[[ ENTRIES SUPPLIED, beginning ]]

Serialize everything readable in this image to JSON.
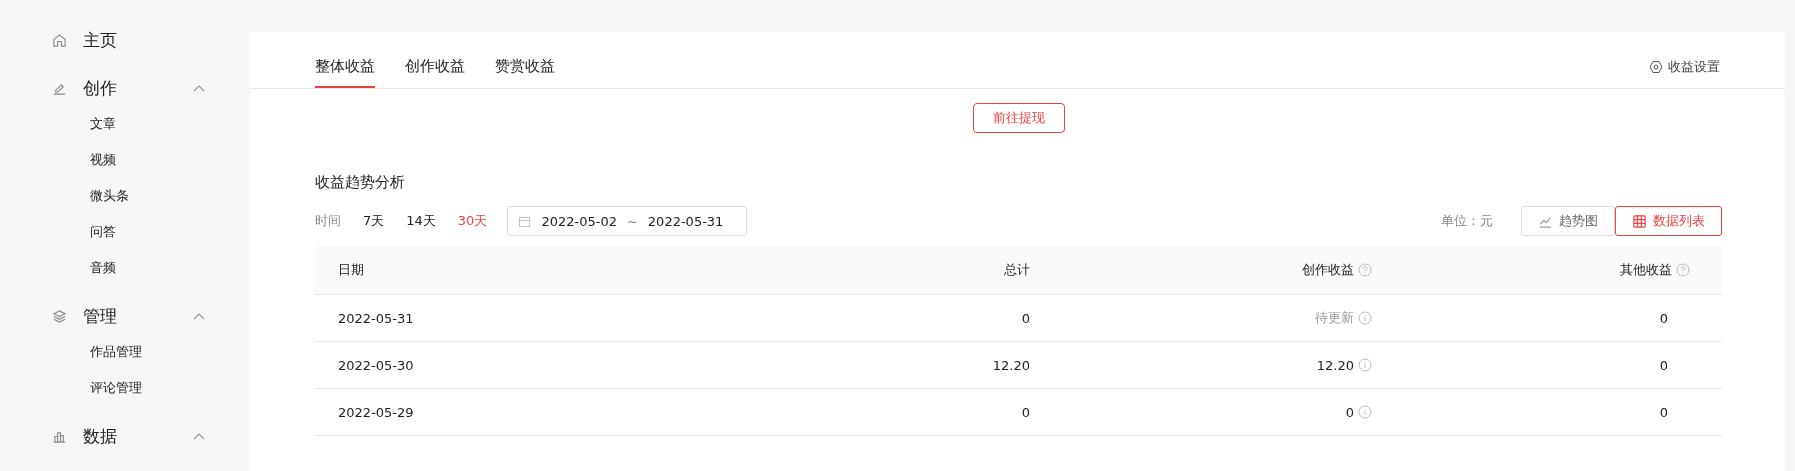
{
  "sidebar": {
    "items": [
      {
        "label": "主页"
      },
      {
        "label": "创作",
        "expanded": true,
        "children": [
          {
            "label": "文章"
          },
          {
            "label": "视频"
          },
          {
            "label": "微头条"
          },
          {
            "label": "问答"
          },
          {
            "label": "音频"
          }
        ]
      },
      {
        "label": "管理",
        "expanded": true,
        "children": [
          {
            "label": "作品管理"
          },
          {
            "label": "评论管理"
          }
        ]
      },
      {
        "label": "数据",
        "expanded": true
      }
    ]
  },
  "tabs": [
    {
      "label": "整体收益",
      "selected": true
    },
    {
      "label": "创作收益",
      "selected": false
    },
    {
      "label": "赞赏收益",
      "selected": false
    }
  ],
  "settings_link": "收益设置",
  "withdraw_button": "前往提现",
  "section_title": "收益趋势分析",
  "time_filter": {
    "label": "时间",
    "options": [
      {
        "label": "7天",
        "selected": false
      },
      {
        "label": "14天",
        "selected": false
      },
      {
        "label": "30天",
        "selected": true
      }
    ]
  },
  "date_range": {
    "start": "2022-05-02",
    "separator": "~",
    "end": "2022-05-31"
  },
  "unit": "单位：元",
  "view_toggle": [
    {
      "label": "趋势图",
      "selected": false
    },
    {
      "label": "数据列表",
      "selected": true
    }
  ],
  "table": {
    "columns": [
      {
        "label": "日期",
        "help": false
      },
      {
        "label": "总计",
        "help": false
      },
      {
        "label": "创作收益",
        "help": true
      },
      {
        "label": "其他收益",
        "help": true
      }
    ],
    "rows": [
      {
        "date": "2022-05-31",
        "total": "0",
        "creation": "待更新",
        "pending": true,
        "other": "0"
      },
      {
        "date": "2022-05-30",
        "total": "12.20",
        "creation": "12.20",
        "pending": false,
        "other": "0"
      },
      {
        "date": "2022-05-29",
        "total": "0",
        "creation": "0",
        "pending": false,
        "other": "0"
      }
    ]
  }
}
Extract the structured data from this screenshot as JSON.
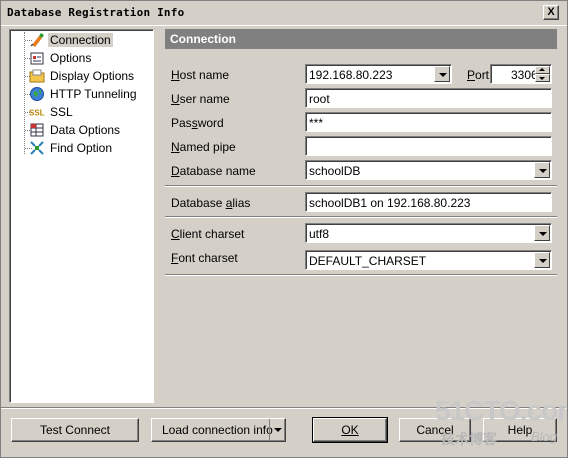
{
  "window": {
    "title": "Database Registration Info",
    "close_label": "X"
  },
  "tree": {
    "items": [
      {
        "label": "Connection",
        "icon": "connection-icon",
        "selected": true
      },
      {
        "label": "Options",
        "icon": "options-icon"
      },
      {
        "label": "Display Options",
        "icon": "folder-icon"
      },
      {
        "label": "HTTP Tunneling",
        "icon": "globe-icon"
      },
      {
        "label": "SSL",
        "icon": "ssl-icon"
      },
      {
        "label": "Data Options",
        "icon": "data-options-icon"
      },
      {
        "label": "Find Option",
        "icon": "find-icon"
      }
    ]
  },
  "panel": {
    "header": "Connection"
  },
  "form": {
    "host_label": "Host name",
    "host_value": "192.168.80.223",
    "port_label": "Port",
    "port_value": "3306",
    "user_label": "User name",
    "user_value": "root",
    "password_label": "Password",
    "password_value": "***",
    "pipe_label": "Named pipe",
    "pipe_value": "",
    "db_label": "Database name",
    "db_value": "schoolDB",
    "alias_label": "Database alias",
    "alias_value": "schoolDB1 on 192.168.80.223",
    "client_charset_label": "Client charset",
    "client_charset_value": "utf8",
    "font_charset_label": "Font charset",
    "font_charset_value": "DEFAULT_CHARSET"
  },
  "buttons": {
    "test": "Test Connect",
    "load": "Load connection info",
    "ok": "OK",
    "cancel": "Cancel",
    "help": "Help"
  },
  "watermark": {
    "site": "51CTO.com",
    "text": "技术博客",
    "blog": "Blog"
  }
}
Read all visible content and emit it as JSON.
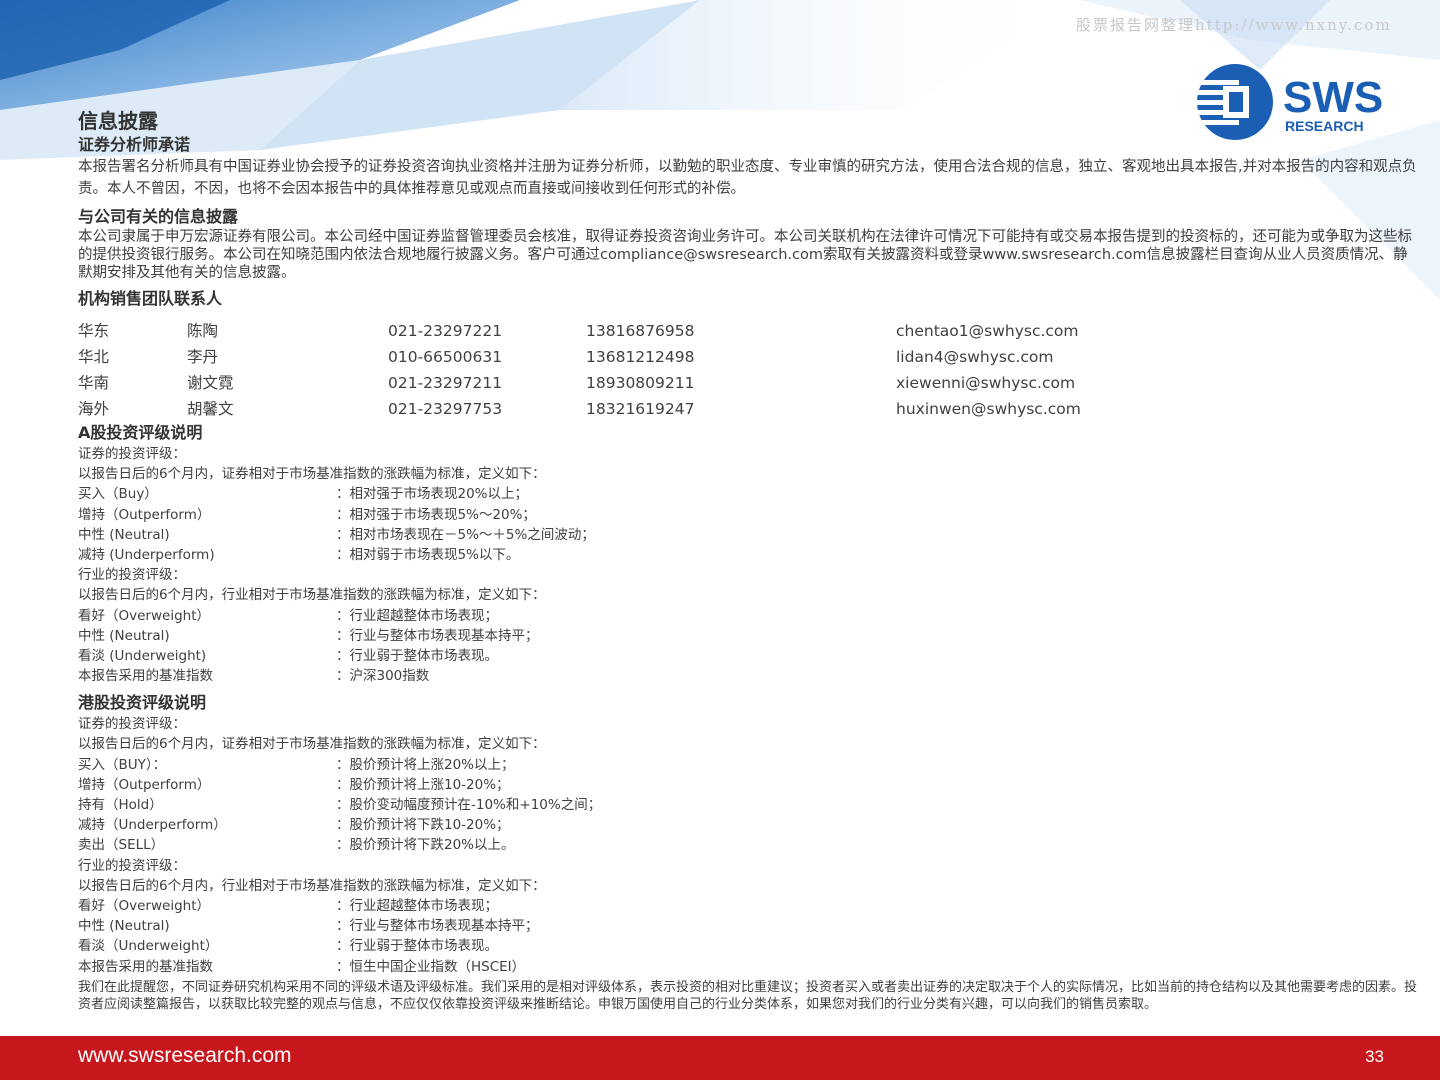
{
  "watermark": "股票报告网整理http://www.nxny.com",
  "logo": {
    "name": "SWS",
    "sub": "RESEARCH"
  },
  "title": "信息披露",
  "analyst_heading": "证券分析师承诺",
  "analyst_text": "本报告署名分析师具有中国证券业协会授予的证券投资咨询执业资格并注册为证券分析师，以勤勉的职业态度、专业审慎的研究方法，使用合法合规的信息，独立、客观地出具本报告,并对本报告的内容和观点负责。本人不曾因，不因，也将不会因本报告中的具体推荐意见或观点而直接或间接收到任何形式的补偿。",
  "company_heading": "与公司有关的信息披露",
  "company_text": "本公司隶属于申万宏源证券有限公司。本公司经中国证券监督管理委员会核准，取得证券投资咨询业务许可。本公司关联机构在法律许可情况下可能持有或交易本报告提到的投资标的，还可能为或争取为这些标的提供投资银行服务。本公司在知晓范围内依法合规地履行披露义务。客户可通过compliance@swsresearch.com索取有关披露资料或登录www.swsresearch.com信息披露栏目查询从业人员资质情况、静默期安排及其他有关的信息披露。",
  "sales_heading": "机构销售团队联系人",
  "contacts": [
    {
      "region": "华东",
      "name": "陈陶",
      "phone": "021-23297221",
      "mobile": "13816876958",
      "email": "chentao1@swhysc.com"
    },
    {
      "region": "华北",
      "name": "李丹",
      "phone": "010-66500631",
      "mobile": "13681212498",
      "email": "lidan4@swhysc.com"
    },
    {
      "region": "华南",
      "name": "谢文霓",
      "phone": "021-23297211",
      "mobile": "18930809211",
      "email": "xiewenni@swhysc.com"
    },
    {
      "region": "海外",
      "name": "胡馨文",
      "phone": "021-23297753",
      "mobile": "18321619247",
      "email": "huxinwen@swhysc.com"
    }
  ],
  "a_share": {
    "heading": "A股投资评级说明",
    "stock_label": "证券的投资评级：",
    "stock_def": "以报告日后的6个月内，证券相对于市场基准指数的涨跌幅为标准，定义如下：",
    "stock_ratings": [
      {
        "k": "买入（Buy）",
        "v": "：相对强于市场表现20%以上；"
      },
      {
        "k": "增持（Outperform）",
        "v": "：相对强于市场表现5%～20%；"
      },
      {
        "k": "中性 (Neutral)",
        "v": "：相对市场表现在－5%～＋5%之间波动；"
      },
      {
        "k": "减持 (Underperform)",
        "v": "：相对弱于市场表现5%以下。"
      }
    ],
    "industry_label": "行业的投资评级：",
    "industry_def": "以报告日后的6个月内，行业相对于市场基准指数的涨跌幅为标准，定义如下：",
    "industry_ratings": [
      {
        "k": "看好（Overweight）",
        "v": "：行业超越整体市场表现；"
      },
      {
        "k": "中性 (Neutral)",
        "v": "：行业与整体市场表现基本持平；"
      },
      {
        "k": "看淡 (Underweight)",
        "v": "：行业弱于整体市场表现。"
      },
      {
        "k": "本报告采用的基准指数",
        "v": "：沪深300指数"
      }
    ]
  },
  "hk_share": {
    "heading": "港股投资评级说明",
    "stock_label": "证券的投资评级：",
    "stock_def": "以报告日后的6个月内，证券相对于市场基准指数的涨跌幅为标准，定义如下：",
    "stock_ratings": [
      {
        "k": "买入（BUY）：",
        "v": "：股价预计将上涨20%以上；"
      },
      {
        "k": "增持（Outperform）",
        "v": "：股价预计将上涨10-20%；"
      },
      {
        "k": "持有（Hold）",
        "v": "：股价变动幅度预计在-10%和+10%之间；"
      },
      {
        "k": "减持（Underperform）",
        "v": "：股价预计将下跌10-20%；"
      },
      {
        "k": "卖出（SELL）",
        "v": "：股价预计将下跌20%以上。"
      }
    ],
    "industry_label": "行业的投资评级：",
    "industry_def": "以报告日后的6个月内，行业相对于市场基准指数的涨跌幅为标准，定义如下：",
    "industry_ratings": [
      {
        "k": "看好（Overweight）",
        "v": "：行业超越整体市场表现；"
      },
      {
        "k": "中性 (Neutral)",
        "v": "：行业与整体市场表现基本持平；"
      },
      {
        "k": "看淡（Underweight）",
        "v": "：行业弱于整体市场表现。"
      },
      {
        "k": "本报告采用的基准指数",
        "v": "：恒生中国企业指数（HSCEI）"
      }
    ]
  },
  "reminder": "我们在此提醒您，不同证券研究机构采用不同的评级术语及评级标准。我们采用的是相对评级体系，表示投资的相对比重建议；投资者买入或者卖出证券的决定取决于个人的实际情况，比如当前的持仓结构以及其他需要考虑的因素。投资者应阅读整篇报告，以获取比较完整的观点与信息，不应仅仅依靠投资评级来推断结论。申银万国使用自己的行业分类体系，如果您对我们的行业分类有兴趣，可以向我们的销售员索取。",
  "footer": {
    "url": "www.swsresearch.com",
    "page": "33"
  },
  "colors": {
    "brand_blue": "#1a5fb4",
    "footer_red": "#c8161d",
    "text": "#404040"
  }
}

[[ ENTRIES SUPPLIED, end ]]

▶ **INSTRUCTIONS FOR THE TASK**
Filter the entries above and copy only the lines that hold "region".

▶ **RESPONSE TO THIS TASK**
      "region": "华东",
      "region": "华北",
      "region": "华南",
      "region": "海外",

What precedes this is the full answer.